**DATA FOR ANALYSIS:**
■ ■ ■

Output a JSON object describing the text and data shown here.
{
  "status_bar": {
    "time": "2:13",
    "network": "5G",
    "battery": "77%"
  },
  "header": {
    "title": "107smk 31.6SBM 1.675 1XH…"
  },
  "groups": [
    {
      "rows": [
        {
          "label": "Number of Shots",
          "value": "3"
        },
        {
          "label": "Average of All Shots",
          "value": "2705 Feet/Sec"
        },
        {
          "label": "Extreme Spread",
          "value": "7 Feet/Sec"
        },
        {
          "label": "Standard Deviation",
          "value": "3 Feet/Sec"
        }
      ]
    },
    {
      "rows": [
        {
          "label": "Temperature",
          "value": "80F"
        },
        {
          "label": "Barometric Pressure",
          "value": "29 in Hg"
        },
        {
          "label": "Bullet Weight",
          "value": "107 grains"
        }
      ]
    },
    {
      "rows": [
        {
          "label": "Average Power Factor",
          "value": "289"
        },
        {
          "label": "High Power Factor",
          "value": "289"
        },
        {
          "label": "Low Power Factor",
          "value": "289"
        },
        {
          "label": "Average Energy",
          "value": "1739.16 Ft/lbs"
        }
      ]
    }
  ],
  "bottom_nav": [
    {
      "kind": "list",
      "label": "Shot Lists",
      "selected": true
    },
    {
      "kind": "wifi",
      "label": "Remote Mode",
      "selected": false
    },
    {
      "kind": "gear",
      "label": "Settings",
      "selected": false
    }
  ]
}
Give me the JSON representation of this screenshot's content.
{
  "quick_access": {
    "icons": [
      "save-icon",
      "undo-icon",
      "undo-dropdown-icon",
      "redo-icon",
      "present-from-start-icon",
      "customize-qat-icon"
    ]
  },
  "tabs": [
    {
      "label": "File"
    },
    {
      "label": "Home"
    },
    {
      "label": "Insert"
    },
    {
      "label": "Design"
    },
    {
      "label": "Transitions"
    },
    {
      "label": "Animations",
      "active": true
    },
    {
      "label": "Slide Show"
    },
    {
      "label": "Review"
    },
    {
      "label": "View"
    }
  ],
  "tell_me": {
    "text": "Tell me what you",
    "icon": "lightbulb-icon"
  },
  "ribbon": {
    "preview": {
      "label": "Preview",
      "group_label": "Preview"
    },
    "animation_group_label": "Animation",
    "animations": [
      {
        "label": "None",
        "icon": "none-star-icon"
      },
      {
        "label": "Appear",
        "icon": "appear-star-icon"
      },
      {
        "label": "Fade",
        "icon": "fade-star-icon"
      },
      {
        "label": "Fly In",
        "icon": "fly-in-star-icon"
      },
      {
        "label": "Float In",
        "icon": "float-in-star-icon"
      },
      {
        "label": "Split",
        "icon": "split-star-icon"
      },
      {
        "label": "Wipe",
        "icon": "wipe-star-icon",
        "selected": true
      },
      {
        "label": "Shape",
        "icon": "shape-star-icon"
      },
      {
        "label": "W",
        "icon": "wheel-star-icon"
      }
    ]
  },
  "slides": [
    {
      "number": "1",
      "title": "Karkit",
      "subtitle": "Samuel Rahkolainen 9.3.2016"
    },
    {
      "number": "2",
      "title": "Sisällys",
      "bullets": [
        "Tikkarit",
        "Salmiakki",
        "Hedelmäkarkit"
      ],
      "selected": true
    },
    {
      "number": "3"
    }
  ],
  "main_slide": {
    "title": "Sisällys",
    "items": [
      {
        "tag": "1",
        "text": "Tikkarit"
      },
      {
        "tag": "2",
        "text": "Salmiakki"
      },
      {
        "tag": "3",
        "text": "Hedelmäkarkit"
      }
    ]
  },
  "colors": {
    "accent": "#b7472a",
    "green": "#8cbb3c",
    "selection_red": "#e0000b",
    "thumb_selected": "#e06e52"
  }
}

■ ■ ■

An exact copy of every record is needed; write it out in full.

**SOLUTION FOR THIS PROBLEM:**
Output a JSON object describing the text and data shown here.
{
  "status_bar": {
    "time": "2:13",
    "network": "5G",
    "battery": "77%"
  },
  "header": {
    "title": "107smk 31.6SBM 1.675 1XH…"
  },
  "groups": [
    {
      "rows": [
        {
          "label": "Number of Shots",
          "value": "3"
        },
        {
          "label": "Average of All Shots",
          "value": "2705 Feet/Sec"
        },
        {
          "label": "Extreme Spread",
          "value": "7 Feet/Sec"
        },
        {
          "label": "Standard Deviation",
          "value": "3 Feet/Sec"
        }
      ]
    },
    {
      "rows": [
        {
          "label": "Temperature",
          "value": "80F"
        },
        {
          "label": "Barometric Pressure",
          "value": "29 in Hg"
        },
        {
          "label": "Bullet Weight",
          "value": "107 grains"
        }
      ]
    },
    {
      "rows": [
        {
          "label": "Average Power Factor",
          "value": "289"
        },
        {
          "label": "High Power Factor",
          "value": "289"
        },
        {
          "label": "Low Power Factor",
          "value": "289"
        },
        {
          "label": "Average Energy",
          "value": "1739.16 Ft/lbs"
        }
      ]
    }
  ],
  "bottom_nav": [
    {
      "kind": "list",
      "label": "Shot Lists",
      "selected": true
    },
    {
      "kind": "wifi",
      "label": "Remote Mode",
      "selected": false
    },
    {
      "kind": "gear",
      "label": "Settings",
      "selected": false
    }
  ]
}
Give me the JSON representation of this screenshot's content.
{
  "quick_access": {
    "icons": [
      "save-icon",
      "undo-icon",
      "undo-dropdown-icon",
      "redo-icon",
      "present-from-start-icon",
      "customize-qat-icon"
    ]
  },
  "tabs": [
    {
      "label": "File"
    },
    {
      "label": "Home"
    },
    {
      "label": "Insert"
    },
    {
      "label": "Design"
    },
    {
      "label": "Transitions"
    },
    {
      "label": "Animations",
      "active": true
    },
    {
      "label": "Slide Show"
    },
    {
      "label": "Review"
    },
    {
      "label": "View"
    }
  ],
  "tell_me": {
    "text": "Tell me what you",
    "icon": "lightbulb-icon"
  },
  "ribbon": {
    "preview": {
      "label": "Preview",
      "group_label": "Preview"
    },
    "animation_group_label": "Animation",
    "animations": [
      {
        "label": "None",
        "icon": "none-star-icon"
      },
      {
        "label": "Appear",
        "icon": "appear-star-icon"
      },
      {
        "label": "Fade",
        "icon": "fade-star-icon"
      },
      {
        "label": "Fly In",
        "icon": "fly-in-star-icon"
      },
      {
        "label": "Float In",
        "icon": "float-in-star-icon"
      },
      {
        "label": "Split",
        "icon": "split-star-icon"
      },
      {
        "label": "Wipe",
        "icon": "wipe-star-icon",
        "selected": true
      },
      {
        "label": "Shape",
        "icon": "shape-star-icon"
      },
      {
        "label": "W",
        "icon": "wheel-star-icon"
      }
    ]
  },
  "slides": [
    {
      "number": "1",
      "title": "Karkit",
      "subtitle": "Samuel Rahkolainen 9.3.2016"
    },
    {
      "number": "2",
      "title": "Sisällys",
      "bullets": [
        "Tikkarit",
        "Salmiakki",
        "Hedelmäkarkit"
      ],
      "selected": true
    },
    {
      "number": "3"
    }
  ],
  "main_slide": {
    "title": "Sisällys",
    "items": [
      {
        "tag": "1",
        "text": "Tikkarit"
      },
      {
        "tag": "2",
        "text": "Salmiakki"
      },
      {
        "tag": "3",
        "text": "Hedelmäkarkit"
      }
    ]
  },
  "colors": {
    "accent": "#b7472a",
    "green": "#8cbb3c",
    "selection_red": "#e0000b",
    "thumb_selected": "#e06e52"
  }
}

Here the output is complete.